HTB is highly successful because it has brought a "contemporary" style of worship and message to the weekly Sunday meeting. Rather than robes, organs and choirs, we have a vicar with a dayplanner, drums and PowerPoint. This isn't radical in an American setting, but completely new in the Anglican world. Of course, that style is copied straight out of the highly competitive American market.

In fact, Sandy Miller, the former vicar of HTB for 25 years has recently been installed as a "Bishop in missions" to bring his radical view of how the Sunday service should happen for a 21st century audience. Alpha works because it defies everyone's expectations for 'church'.

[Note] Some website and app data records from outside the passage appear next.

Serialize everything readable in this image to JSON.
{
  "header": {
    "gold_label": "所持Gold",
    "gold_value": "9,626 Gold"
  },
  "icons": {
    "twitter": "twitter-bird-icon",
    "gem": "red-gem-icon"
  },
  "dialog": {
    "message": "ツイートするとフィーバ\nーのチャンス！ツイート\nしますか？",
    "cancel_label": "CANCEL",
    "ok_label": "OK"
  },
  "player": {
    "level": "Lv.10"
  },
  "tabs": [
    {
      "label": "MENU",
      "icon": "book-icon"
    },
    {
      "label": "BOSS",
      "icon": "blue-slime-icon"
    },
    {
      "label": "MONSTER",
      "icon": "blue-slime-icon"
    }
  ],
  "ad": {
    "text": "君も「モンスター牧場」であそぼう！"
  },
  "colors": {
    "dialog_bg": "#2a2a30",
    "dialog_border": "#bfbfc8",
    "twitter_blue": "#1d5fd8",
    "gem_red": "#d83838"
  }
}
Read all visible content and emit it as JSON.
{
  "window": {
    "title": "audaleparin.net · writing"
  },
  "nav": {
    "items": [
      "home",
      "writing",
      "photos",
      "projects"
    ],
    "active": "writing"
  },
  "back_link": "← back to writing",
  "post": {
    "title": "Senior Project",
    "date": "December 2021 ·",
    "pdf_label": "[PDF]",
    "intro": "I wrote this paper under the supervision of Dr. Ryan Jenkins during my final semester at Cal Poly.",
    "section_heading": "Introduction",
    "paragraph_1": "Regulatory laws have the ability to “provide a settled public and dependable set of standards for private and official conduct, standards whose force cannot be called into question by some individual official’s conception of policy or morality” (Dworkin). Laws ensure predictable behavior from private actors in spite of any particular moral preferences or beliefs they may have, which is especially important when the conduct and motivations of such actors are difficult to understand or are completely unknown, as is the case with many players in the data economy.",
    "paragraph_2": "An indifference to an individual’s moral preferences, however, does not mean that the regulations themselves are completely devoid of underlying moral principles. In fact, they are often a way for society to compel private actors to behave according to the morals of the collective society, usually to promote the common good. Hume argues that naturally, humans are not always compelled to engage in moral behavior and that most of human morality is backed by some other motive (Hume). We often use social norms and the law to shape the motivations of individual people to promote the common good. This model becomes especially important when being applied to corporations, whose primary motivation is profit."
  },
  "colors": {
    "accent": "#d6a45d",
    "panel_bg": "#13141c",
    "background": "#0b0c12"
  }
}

I have much faith in a Christian resurgence in Europe. Several high profile events have forced people to reconsider if they are believers. The "Muslim threat" is requiring Europeans to reconsider their Christian roots. The influx of believers from Eastern and Southern Europe into "Old Europe" is bringing life to churchs that have been dormant for years. In Britain, African immigrants from west and southern Africa are bringing a pentecostal faith that literally shakes people out of their indifference. In fact, some have said that Africans will be the forefront of re-evangelism of Europe because their faith is so real and so alive.

European Christianity will probably never reach the American levels of attendance or adherence. Secularism has a much stronger foothold here and makes a lot more sense with a European mindset. However, secularism still doesn't answer many of the fundamental questions of life that Jesus does. Europeans still wonder "is there more than this?" Europeans still want to know "what happens when you die?" Europeans have broken relationships and need forgiveness.

A revival will need faithful Christians and the Holy Spirit, but I have faith that in 25 years, Europeans will be going to church in greater numbers than they are now assuming the Old Church model dies and a newer, more relevant, less nationalistic Church rises in its place.

It is, of course, ironic that as America moves closer to a union of the Church and State, I believe Europe's revival lies in its ability to disentangle them.